▶ _Activity_:
A single figure is the whole answer: the number of lines in the records that contain "icon".

▶ _The data_:

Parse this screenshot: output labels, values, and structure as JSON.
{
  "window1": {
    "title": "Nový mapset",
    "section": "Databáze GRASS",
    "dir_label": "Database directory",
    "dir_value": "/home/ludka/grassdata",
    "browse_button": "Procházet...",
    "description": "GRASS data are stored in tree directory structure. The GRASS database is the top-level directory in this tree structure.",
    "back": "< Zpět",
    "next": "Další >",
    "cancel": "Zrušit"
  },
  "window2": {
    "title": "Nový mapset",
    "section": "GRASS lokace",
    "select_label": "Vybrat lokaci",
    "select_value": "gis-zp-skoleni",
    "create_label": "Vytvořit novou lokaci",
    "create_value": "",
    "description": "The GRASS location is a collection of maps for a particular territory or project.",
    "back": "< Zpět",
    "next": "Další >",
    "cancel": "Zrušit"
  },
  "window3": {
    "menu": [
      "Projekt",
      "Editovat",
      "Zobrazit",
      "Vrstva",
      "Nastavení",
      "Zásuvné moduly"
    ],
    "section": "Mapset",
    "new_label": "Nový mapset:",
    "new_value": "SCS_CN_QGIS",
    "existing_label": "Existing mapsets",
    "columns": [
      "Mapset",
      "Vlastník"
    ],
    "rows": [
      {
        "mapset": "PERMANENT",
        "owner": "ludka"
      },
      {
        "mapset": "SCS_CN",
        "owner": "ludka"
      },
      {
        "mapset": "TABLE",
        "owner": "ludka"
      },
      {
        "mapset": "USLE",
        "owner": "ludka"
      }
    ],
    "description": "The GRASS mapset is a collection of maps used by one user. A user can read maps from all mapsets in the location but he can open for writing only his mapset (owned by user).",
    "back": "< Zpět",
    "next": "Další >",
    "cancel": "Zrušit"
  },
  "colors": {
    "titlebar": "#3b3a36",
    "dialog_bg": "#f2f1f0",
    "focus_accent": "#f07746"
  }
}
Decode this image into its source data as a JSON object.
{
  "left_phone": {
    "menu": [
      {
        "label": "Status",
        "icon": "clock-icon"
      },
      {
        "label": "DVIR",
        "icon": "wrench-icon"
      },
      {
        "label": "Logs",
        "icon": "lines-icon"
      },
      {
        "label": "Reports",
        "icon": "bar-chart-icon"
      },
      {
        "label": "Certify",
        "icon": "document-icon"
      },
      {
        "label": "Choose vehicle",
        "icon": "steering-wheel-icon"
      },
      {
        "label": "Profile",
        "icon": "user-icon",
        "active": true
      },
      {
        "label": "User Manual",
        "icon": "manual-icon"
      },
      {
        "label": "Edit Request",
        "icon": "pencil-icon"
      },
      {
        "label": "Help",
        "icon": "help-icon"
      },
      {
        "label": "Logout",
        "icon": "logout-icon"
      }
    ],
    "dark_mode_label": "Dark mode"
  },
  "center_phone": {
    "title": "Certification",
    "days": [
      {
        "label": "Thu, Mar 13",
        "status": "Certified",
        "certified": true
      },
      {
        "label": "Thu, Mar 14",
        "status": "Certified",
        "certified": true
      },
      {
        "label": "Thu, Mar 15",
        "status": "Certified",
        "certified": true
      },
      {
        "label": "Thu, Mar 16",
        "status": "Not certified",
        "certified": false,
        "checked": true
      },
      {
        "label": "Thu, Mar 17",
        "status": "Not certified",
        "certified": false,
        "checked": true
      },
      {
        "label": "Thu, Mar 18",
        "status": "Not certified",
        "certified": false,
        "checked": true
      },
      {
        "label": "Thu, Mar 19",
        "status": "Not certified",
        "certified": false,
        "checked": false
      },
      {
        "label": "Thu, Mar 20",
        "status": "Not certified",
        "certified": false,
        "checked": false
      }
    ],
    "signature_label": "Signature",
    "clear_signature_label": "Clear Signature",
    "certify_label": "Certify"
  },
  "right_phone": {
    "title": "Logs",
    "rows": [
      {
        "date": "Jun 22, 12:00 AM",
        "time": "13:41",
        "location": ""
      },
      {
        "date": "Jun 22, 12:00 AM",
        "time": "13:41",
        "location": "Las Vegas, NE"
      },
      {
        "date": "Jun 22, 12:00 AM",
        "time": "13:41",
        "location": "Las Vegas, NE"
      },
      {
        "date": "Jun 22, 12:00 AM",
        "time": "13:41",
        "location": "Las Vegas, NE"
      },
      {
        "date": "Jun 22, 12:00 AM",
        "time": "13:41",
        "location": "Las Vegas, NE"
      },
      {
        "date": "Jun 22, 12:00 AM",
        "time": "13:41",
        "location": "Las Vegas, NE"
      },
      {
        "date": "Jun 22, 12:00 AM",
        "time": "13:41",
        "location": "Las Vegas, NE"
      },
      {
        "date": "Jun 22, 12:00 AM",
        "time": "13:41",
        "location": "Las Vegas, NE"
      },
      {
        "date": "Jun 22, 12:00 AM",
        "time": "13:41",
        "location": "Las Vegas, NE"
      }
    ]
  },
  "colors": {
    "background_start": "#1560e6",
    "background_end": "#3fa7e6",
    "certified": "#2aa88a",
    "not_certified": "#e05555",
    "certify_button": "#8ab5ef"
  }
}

▶ _Answer box_:
11